RECORD EXCERPTS Block Start

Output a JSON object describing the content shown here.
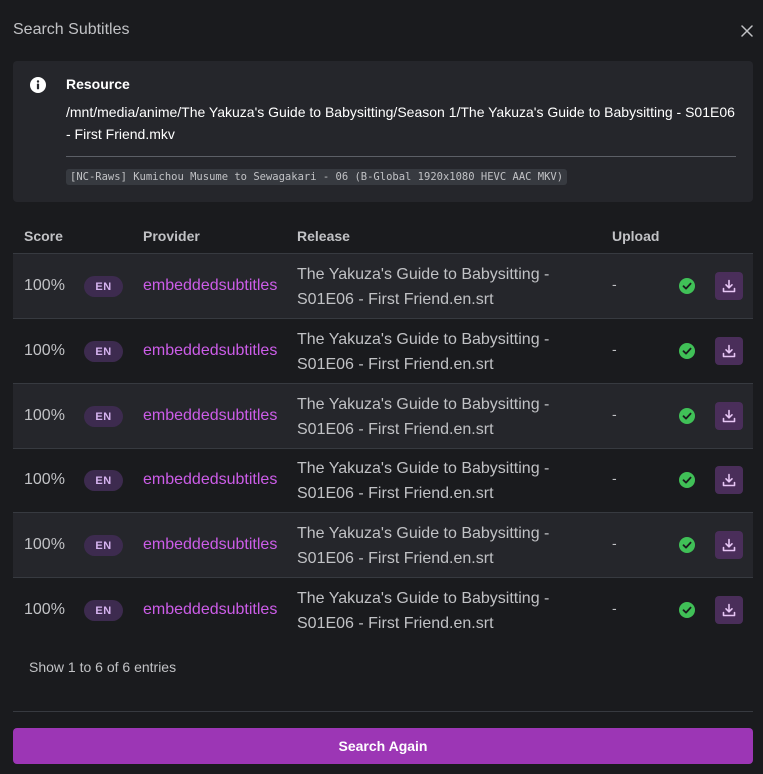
{
  "modal": {
    "title": "Search Subtitles",
    "close_icon": "close-icon"
  },
  "resource": {
    "icon": "info-icon",
    "title": "Resource",
    "path": "/mnt/media/anime/The Yakuza's Guide to Babysitting/Season 1/The Yakuza's Guide to Babysitting - S01E06 - First Friend.mkv",
    "release_name": "[NC-Raws] Kumichou Musume to Sewagakari - 06 (B-Global 1920x1080 HEVC AAC MKV)"
  },
  "table": {
    "headers": {
      "score": "Score",
      "provider": "Provider",
      "release": "Release",
      "upload": "Upload"
    },
    "rows": [
      {
        "score": "100%",
        "language": "EN",
        "provider": "embeddedsubtitles",
        "release": "The Yakuza's Guide to Babysitting - S01E06 - First Friend.en.srt",
        "upload": "-"
      },
      {
        "score": "100%",
        "language": "EN",
        "provider": "embeddedsubtitles",
        "release": "The Yakuza's Guide to Babysitting - S01E06 - First Friend.en.srt",
        "upload": "-"
      },
      {
        "score": "100%",
        "language": "EN",
        "provider": "embeddedsubtitles",
        "release": "The Yakuza's Guide to Babysitting - S01E06 - First Friend.en.srt",
        "upload": "-"
      },
      {
        "score": "100%",
        "language": "EN",
        "provider": "embeddedsubtitles",
        "release": "The Yakuza's Guide to Babysitting - S01E06 - First Friend.en.srt",
        "upload": "-"
      },
      {
        "score": "100%",
        "language": "EN",
        "provider": "embeddedsubtitles",
        "release": "The Yakuza's Guide to Babysitting - S01E06 - First Friend.en.srt",
        "upload": "-"
      },
      {
        "score": "100%",
        "language": "EN",
        "provider": "embeddedsubtitles",
        "release": "The Yakuza's Guide to Babysitting - S01E06 - First Friend.en.srt",
        "upload": "-"
      }
    ]
  },
  "footer": {
    "entries_text": "Show 1 to 6 of 6 entries",
    "search_again_label": "Search Again"
  },
  "colors": {
    "background": "#1a1b1e",
    "panel": "#25262b",
    "accent": "#9c36b5",
    "provider_link": "#cc5de8",
    "success": "#40c057"
  }
}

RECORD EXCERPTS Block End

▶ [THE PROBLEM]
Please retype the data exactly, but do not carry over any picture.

▶ [OUTPUT]
Output a JSON object describing the content shown here.
{
  "modal": {
    "title": "Search Subtitles",
    "close_icon": "close-icon"
  },
  "resource": {
    "icon": "info-icon",
    "title": "Resource",
    "path": "/mnt/media/anime/The Yakuza's Guide to Babysitting/Season 1/The Yakuza's Guide to Babysitting - S01E06 - First Friend.mkv",
    "release_name": "[NC-Raws] Kumichou Musume to Sewagakari - 06 (B-Global 1920x1080 HEVC AAC MKV)"
  },
  "table": {
    "headers": {
      "score": "Score",
      "provider": "Provider",
      "release": "Release",
      "upload": "Upload"
    },
    "rows": [
      {
        "score": "100%",
        "language": "EN",
        "provider": "embeddedsubtitles",
        "release": "The Yakuza's Guide to Babysitting - S01E06 - First Friend.en.srt",
        "upload": "-"
      },
      {
        "score": "100%",
        "language": "EN",
        "provider": "embeddedsubtitles",
        "release": "The Yakuza's Guide to Babysitting - S01E06 - First Friend.en.srt",
        "upload": "-"
      },
      {
        "score": "100%",
        "language": "EN",
        "provider": "embeddedsubtitles",
        "release": "The Yakuza's Guide to Babysitting - S01E06 - First Friend.en.srt",
        "upload": "-"
      },
      {
        "score": "100%",
        "language": "EN",
        "provider": "embeddedsubtitles",
        "release": "The Yakuza's Guide to Babysitting - S01E06 - First Friend.en.srt",
        "upload": "-"
      },
      {
        "score": "100%",
        "language": "EN",
        "provider": "embeddedsubtitles",
        "release": "The Yakuza's Guide to Babysitting - S01E06 - First Friend.en.srt",
        "upload": "-"
      },
      {
        "score": "100%",
        "language": "EN",
        "provider": "embeddedsubtitles",
        "release": "The Yakuza's Guide to Babysitting - S01E06 - First Friend.en.srt",
        "upload": "-"
      }
    ]
  },
  "footer": {
    "entries_text": "Show 1 to 6 of 6 entries",
    "search_again_label": "Search Again"
  },
  "colors": {
    "background": "#1a1b1e",
    "panel": "#25262b",
    "accent": "#9c36b5",
    "provider_link": "#cc5de8",
    "success": "#40c057"
  }
}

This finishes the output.